Randolph, MO Train Wreck, May 1909
WILL SURVIVE INJURIES
No Fatalities Expected in Randolph, Mo., Wreck
KANSAS CITY, May 15. -- It is believed that none of the twelve persons injured will die as a result of the wreck of the Buffalo-Colorado limited passenger train, west bound, near Kansas City last night. The train, which was Wabash No. 9, one of the first through trains to be used in the combination Union Pacific-Wabash transcontinental service, recently inaugurated, crashed into a steel twin bridge, spanning what is known as the Rush river, a creek one mile north of Randolph. The bridge piers had been undermined by recent high waters and the fact that the train was proceeding at a slow speed was all that prevented a fearful disaster. The engine and the baggage and mail cars crashed into the bridge.
The engine was nearly clear of the trestle when the structure gave way. The engine went down landing on the zank [sic] of the stream. The mail car and the baggage car folded together and hung suspended over the river. The first passenger coach was thrown off the track and stopped, and this alone saved it and the cars following. With the first creaking of the structure, W. P. Carlisle, the engineer, and his fireman, Ira Iles, both of Moberly, Mo., jumped and escaped with severe bruises. In the first passenger coach eight passengers were injured more or less seriously, and the 100 others in the remainder of the train were shaken up.
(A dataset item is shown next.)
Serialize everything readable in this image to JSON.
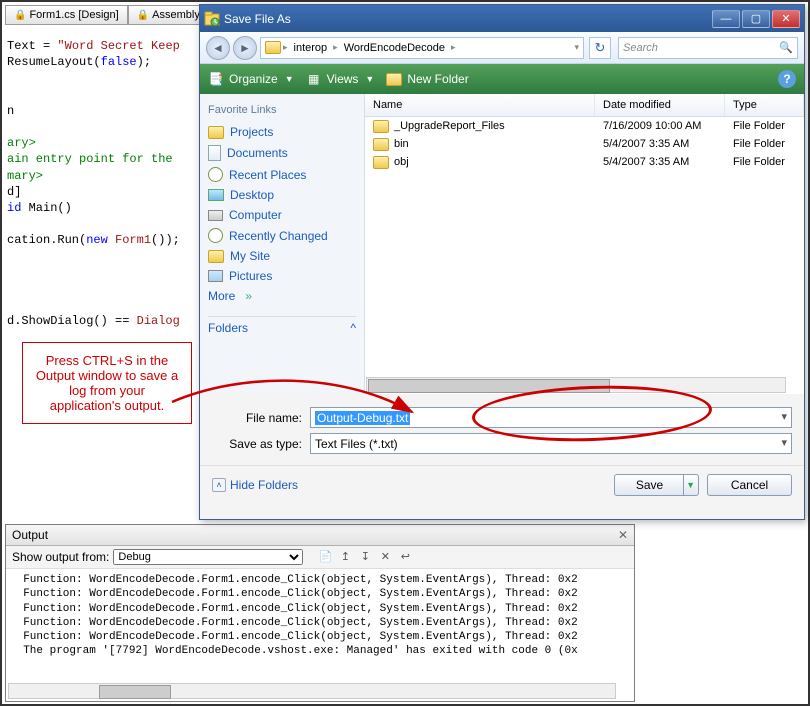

The express manager and his assistant and the mail clerks, with the exception of W. G. Whitehead of St. Louis climbed from their car and escaped with light hurts. Whitehead was precipitated into the water but soon reached the bank. He was badly though not seriously hurt.
John Utz, a brakeman from Kansas City, was the most seriously injured but it is believed he will recover.
The other injured included:
Frank Fletcher, Indianapolis, passenger, scalp wounds, leg broken.
J. E. Witcher, St. Louis, passenger, bruises and scalp wound.
W. B. Bryant, conductor, Ferguson, Mo., scalp wound.
Richard Litz, deadhead brakeman, scalp, internal injuries.
The injured were brought to Kansas City and placed in the German hospital.
The Nebraska State Journal, Lincoln, NE, 16 May 1909